The White House memo supporting the Department of Labor’s revised rule to redefine fiduciary in retirement plans is “overly broad in condemning the industry and fairly conclusory without citing a lot of specifics,” former Minnesota Gov. Tim Pawlenty said Wednesday.
The former Republican presidential candidate, now CEO of the Financial Services Roundtable, told reporters after an FSR event in Washington that while there may be “concerns about the way that brokers are behaving” when giving retirement plan advice to retail investors, the leaked White House memo drafted by President Barack Obama’s chief economic advisor, Jason Furman, “was sweeping” in addressing such concerns “without citing specific data.”
Concerns about brokers’ behavior in retirement plans “should be addressed in a way that isn’t overly broad and not so burdensome that they shut off the availability of advice to low- and moderate-income investors,” Pawlenty said.
In a Jan. 13 internal memo to senior White House advisors that was obtained by ThinkAdvisor, Furman, chairman of Obama’s Council of Economic Advisers, states that the DOL redraft “represents a middle ground,” and that he agrees with DOL that the current regulatory environment allows brokers to give “conflicted” advice, costing retirement savers more than $6 billion a year.
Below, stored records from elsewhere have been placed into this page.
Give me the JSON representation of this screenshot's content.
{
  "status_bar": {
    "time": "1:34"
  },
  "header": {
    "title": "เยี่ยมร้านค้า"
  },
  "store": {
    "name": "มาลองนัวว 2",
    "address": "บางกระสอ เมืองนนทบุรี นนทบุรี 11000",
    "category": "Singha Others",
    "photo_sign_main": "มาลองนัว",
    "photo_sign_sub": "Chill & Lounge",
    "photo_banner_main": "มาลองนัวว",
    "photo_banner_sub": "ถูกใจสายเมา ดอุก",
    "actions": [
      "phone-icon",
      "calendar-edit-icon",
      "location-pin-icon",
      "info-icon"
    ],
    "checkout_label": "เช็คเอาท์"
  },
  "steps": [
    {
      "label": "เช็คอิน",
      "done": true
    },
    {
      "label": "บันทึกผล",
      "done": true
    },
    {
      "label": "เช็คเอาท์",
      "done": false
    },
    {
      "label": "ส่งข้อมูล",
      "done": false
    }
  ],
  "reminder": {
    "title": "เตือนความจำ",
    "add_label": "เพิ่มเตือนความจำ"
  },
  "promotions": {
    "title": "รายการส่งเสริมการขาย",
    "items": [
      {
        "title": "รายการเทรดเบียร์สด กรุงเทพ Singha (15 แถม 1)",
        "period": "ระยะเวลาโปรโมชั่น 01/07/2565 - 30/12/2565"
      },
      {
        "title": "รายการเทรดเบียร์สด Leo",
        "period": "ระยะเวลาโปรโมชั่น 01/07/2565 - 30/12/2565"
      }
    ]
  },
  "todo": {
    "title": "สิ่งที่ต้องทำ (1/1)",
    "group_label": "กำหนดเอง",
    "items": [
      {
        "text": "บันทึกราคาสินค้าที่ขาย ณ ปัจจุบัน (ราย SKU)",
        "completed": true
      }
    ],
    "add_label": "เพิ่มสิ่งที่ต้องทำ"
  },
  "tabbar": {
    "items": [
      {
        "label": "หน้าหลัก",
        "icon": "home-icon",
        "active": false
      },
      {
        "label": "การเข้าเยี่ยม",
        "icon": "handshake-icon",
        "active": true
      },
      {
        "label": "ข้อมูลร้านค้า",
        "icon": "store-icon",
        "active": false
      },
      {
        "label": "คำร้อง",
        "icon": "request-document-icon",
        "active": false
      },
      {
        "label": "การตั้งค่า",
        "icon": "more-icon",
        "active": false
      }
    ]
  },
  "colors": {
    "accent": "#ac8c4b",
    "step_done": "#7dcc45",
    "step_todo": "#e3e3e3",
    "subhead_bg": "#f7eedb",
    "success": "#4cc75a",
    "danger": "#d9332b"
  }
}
DOL’s redraft of its rule to amend the definition of fiduciary under the Employee Retirement Income Security Act, which is expected to reach the Office of Management and Budget any day now, must go through a 90-day review by OMB.
ThinkAdvisor reported last July that the White House’s National Economic Council would be performing “industry outreach” regarding the DOL’s fiduciary redraft. The NEC was part of a White House working group charged with overseeing the DOL fiduciary redraft.
Pawlenty was speaking at an event to announce a public-private initiative by FSR and the Consumer Financial Protection Bureau to promote effective financial education and collaborate on financial literacy.
Richard Cordray, CFPB’s director, said at the FSR event that FSR and CFPB will “explore ways we can work together to advance a vision for stronger and more capable consumers,” and the groups will focus their efforts on three areas: working with the nation’s schools and teachers to help young people increase their financial capability; providing workplace financial education; and helping to educate older Americans and those who care for them to avoid financial scams and abuse. “I have no doubt that we can forge a powerful alliance to advance these three important causes,” Cordray said.
Cordray cited a recent survey by Aon Hewitt that found 93% of employers surveyed are likely to expand their focus on “financial wellness in the workplace” in the next year.
“The financial services industry can and should lead by example here,” Cordray said. “They have the expertise and credibility to promote best practices around budgeting, savings, and retirement options.”
FSR member company executives and CFPB “subject matter” experts will hold a roundtable on Jan. 28 to discuss the groups’ joint initiatives and early in 2015, FSR members and CFPB staff will hold “working group sessions” to identify, select and discuss “educational practices that can be scaled and promoted to help consumers make informed financial decisions on specific topics.”
— Check out FSI Chair Blasts White House Fiduciary Memo as ‘Offensive’ on ThinkAdvisor.